Task details: The records below need to be printed in full. Keep each one exact.

============

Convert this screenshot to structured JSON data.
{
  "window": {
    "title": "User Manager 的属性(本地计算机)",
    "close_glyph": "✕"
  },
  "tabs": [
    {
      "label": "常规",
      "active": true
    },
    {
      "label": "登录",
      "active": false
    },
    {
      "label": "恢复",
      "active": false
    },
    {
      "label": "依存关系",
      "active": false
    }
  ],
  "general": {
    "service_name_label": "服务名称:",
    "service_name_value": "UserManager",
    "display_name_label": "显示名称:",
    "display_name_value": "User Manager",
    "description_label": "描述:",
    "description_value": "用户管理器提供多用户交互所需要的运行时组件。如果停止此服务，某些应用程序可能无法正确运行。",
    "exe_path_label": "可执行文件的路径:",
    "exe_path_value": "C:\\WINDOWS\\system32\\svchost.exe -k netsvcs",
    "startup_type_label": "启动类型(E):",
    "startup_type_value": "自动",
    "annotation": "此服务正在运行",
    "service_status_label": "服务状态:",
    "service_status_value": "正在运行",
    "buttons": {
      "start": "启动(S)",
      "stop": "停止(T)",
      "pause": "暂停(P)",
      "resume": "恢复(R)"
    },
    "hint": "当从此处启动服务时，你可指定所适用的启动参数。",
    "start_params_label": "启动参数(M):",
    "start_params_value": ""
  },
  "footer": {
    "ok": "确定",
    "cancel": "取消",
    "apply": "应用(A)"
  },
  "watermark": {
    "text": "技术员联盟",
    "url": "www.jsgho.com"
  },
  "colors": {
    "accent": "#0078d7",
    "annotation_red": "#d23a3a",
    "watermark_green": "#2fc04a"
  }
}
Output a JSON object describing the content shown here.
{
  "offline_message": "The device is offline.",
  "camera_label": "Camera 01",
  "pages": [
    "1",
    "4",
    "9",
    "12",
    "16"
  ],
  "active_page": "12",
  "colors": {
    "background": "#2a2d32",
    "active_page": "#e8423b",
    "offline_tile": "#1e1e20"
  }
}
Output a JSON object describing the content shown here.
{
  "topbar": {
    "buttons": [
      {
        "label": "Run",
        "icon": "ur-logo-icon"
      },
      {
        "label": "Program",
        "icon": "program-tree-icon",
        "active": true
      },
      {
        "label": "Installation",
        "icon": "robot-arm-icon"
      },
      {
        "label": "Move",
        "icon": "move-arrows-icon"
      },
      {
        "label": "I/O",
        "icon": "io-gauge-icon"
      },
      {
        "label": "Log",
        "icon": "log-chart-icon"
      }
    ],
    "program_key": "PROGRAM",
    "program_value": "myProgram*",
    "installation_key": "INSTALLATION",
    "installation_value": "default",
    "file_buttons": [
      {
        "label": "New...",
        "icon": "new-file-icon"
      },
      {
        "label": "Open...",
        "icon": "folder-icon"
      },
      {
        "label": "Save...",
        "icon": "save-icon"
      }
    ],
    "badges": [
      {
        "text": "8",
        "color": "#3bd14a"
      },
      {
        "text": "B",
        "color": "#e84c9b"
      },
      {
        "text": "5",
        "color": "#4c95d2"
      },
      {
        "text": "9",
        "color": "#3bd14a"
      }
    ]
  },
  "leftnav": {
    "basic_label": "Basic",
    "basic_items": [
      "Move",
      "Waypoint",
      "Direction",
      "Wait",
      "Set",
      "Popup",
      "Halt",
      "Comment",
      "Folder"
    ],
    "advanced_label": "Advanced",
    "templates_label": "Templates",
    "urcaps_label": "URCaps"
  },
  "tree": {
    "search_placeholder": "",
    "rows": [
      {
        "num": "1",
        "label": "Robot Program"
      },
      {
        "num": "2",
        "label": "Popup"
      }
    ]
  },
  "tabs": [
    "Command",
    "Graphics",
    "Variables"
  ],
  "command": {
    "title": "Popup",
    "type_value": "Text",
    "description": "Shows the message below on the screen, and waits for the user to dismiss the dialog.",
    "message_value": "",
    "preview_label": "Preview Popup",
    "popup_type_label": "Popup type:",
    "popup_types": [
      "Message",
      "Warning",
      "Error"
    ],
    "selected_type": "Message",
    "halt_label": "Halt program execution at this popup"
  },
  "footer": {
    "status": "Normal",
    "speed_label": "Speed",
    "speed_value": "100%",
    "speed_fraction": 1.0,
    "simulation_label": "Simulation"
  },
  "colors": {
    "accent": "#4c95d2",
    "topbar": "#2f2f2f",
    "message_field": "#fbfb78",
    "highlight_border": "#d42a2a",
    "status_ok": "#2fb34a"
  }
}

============

Output of the task:
Convert this screenshot to structured JSON data.
{
  "window": {
    "title": "User Manager 的属性(本地计算机)",
    "close_glyph": "✕"
  },
  "tabs": [
    {
      "label": "常规",
      "active": true
    },
    {
      "label": "登录",
      "active": false
    },
    {
      "label": "恢复",
      "active": false
    },
    {
      "label": "依存关系",
      "active": false
    }
  ],
  "general": {
    "service_name_label": "服务名称:",
    "service_name_value": "UserManager",
    "display_name_label": "显示名称:",
    "display_name_value": "User Manager",
    "description_label": "描述:",
    "description_value": "用户管理器提供多用户交互所需要的运行时组件。如果停止此服务，某些应用程序可能无法正确运行。",
    "exe_path_label": "可执行文件的路径:",
    "exe_path_value": "C:\\WINDOWS\\system32\\svchost.exe -k netsvcs",
    "startup_type_label": "启动类型(E):",
    "startup_type_value": "自动",
    "annotation": "此服务正在运行",
    "service_status_label": "服务状态:",
    "service_status_value": "正在运行",
    "buttons": {
      "start": "启动(S)",
      "stop": "停止(T)",
      "pause": "暂停(P)",
      "resume": "恢复(R)"
    },
    "hint": "当从此处启动服务时，你可指定所适用的启动参数。",
    "start_params_label": "启动参数(M):",
    "start_params_value": ""
  },
  "footer": {
    "ok": "确定",
    "cancel": "取消",
    "apply": "应用(A)"
  },
  "watermark": {
    "text": "技术员联盟",
    "url": "www.jsgho.com"
  },
  "colors": {
    "accent": "#0078d7",
    "annotation_red": "#d23a3a",
    "watermark_green": "#2fc04a"
  }
}
Output a JSON object describing the content shown here.
{
  "offline_message": "The device is offline.",
  "camera_label": "Camera 01",
  "pages": [
    "1",
    "4",
    "9",
    "12",
    "16"
  ],
  "active_page": "12",
  "colors": {
    "background": "#2a2d32",
    "active_page": "#e8423b",
    "offline_tile": "#1e1e20"
  }
}
Output a JSON object describing the content shown here.
{
  "topbar": {
    "buttons": [
      {
        "label": "Run",
        "icon": "ur-logo-icon"
      },
      {
        "label": "Program",
        "icon": "program-tree-icon",
        "active": true
      },
      {
        "label": "Installation",
        "icon": "robot-arm-icon"
      },
      {
        "label": "Move",
        "icon": "move-arrows-icon"
      },
      {
        "label": "I/O",
        "icon": "io-gauge-icon"
      },
      {
        "label": "Log",
        "icon": "log-chart-icon"
      }
    ],
    "program_key": "PROGRAM",
    "program_value": "myProgram*",
    "installation_key": "INSTALLATION",
    "installation_value": "default",
    "file_buttons": [
      {
        "label": "New...",
        "icon": "new-file-icon"
      },
      {
        "label": "Open...",
        "icon": "folder-icon"
      },
      {
        "label": "Save...",
        "icon": "save-icon"
      }
    ],
    "badges": [
      {
        "text": "8",
        "color": "#3bd14a"
      },
      {
        "text": "B",
        "color": "#e84c9b"
      },
      {
        "text": "5",
        "color": "#4c95d2"
      },
      {
        "text": "9",
        "color": "#3bd14a"
      }
    ]
  },
  "leftnav": {
    "basic_label": "Basic",
    "basic_items": [
      "Move",
      "Waypoint",
      "Direction",
      "Wait",
      "Set",
      "Popup",
      "Halt",
      "Comment",
      "Folder"
    ],
    "advanced_label": "Advanced",
    "templates_label": "Templates",
    "urcaps_label": "URCaps"
  },
  "tree": {
    "search_placeholder": "",
    "rows": [
      {
        "num": "1",
        "label": "Robot Program"
      },
      {
        "num": "2",
        "label": "Popup"
      }
    ]
  },
  "tabs": [
    "Command",
    "Graphics",
    "Variables"
  ],
  "command": {
    "title": "Popup",
    "type_value": "Text",
    "description": "Shows the message below on the screen, and waits for the user to dismiss the dialog.",
    "message_value": "",
    "preview_label": "Preview Popup",
    "popup_type_label": "Popup type:",
    "popup_types": [
      "Message",
      "Warning",
      "Error"
    ],
    "selected_type": "Message",
    "halt_label": "Halt program execution at this popup"
  },
  "footer": {
    "status": "Normal",
    "speed_label": "Speed",
    "speed_value": "100%",
    "speed_fraction": 1.0,
    "simulation_label": "Simulation"
  },
  "colors": {
    "accent": "#4c95d2",
    "topbar": "#2f2f2f",
    "message_field": "#fbfb78",
    "highlight_border": "#d42a2a",
    "status_ok": "#2fb34a"
  }
}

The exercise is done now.